You are not her audience. She plays
a part not meant for you. An artist would see through
her, the performance, the book, the façade, the trope. You
would know her references, would catch the shift
from I to she—you do it, too. We are
the beautiful ones, darling, we never
need to apologize.

Vaguebooking My Emotional State

It’s not the swagger but the silence, a confidence
palpable, ineluctable. Everyone is weird here, or young,
or rich, but not you.
I can smell the memory of you for blocks. Bergamot
and cigarettes smoke, a top note of whiskey. What does
it say about you that you only drink the smoother stuff?
You’d say: stop reading into everything so much. But
I read into you, I read into you, even if I’d rather not.
There’s a hint of Memphis when you speak, despite
your roots being pure Pacific Northwest. Anything
becomes malleable in time.
All that I want: freedom from desire.
I’m cursed. I crave it. You want
to be miserable, you tell me. No,
I want to be free. But what is the weight
of faith and why am I flying?
No end except the end and I
don’t know how to get there except by
being—and stopping—here.
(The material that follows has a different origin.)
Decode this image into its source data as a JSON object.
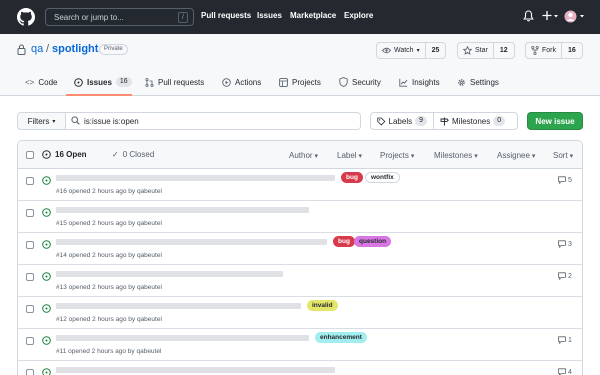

Shae Krispinsky lives in Tampa, FL, where she fronts the band, Navin Avenue, whose sound she describes as Southern Gothic 70s-arena indie rock with a pop Americana twist. Her fiction, creative nonfiction, and poetry have appeared in Connotation Press, Thought Catalog, The Dillydoun Review, Vending Machine Press, Sybil Journal among others. She is currently working on her band's second album and a novel.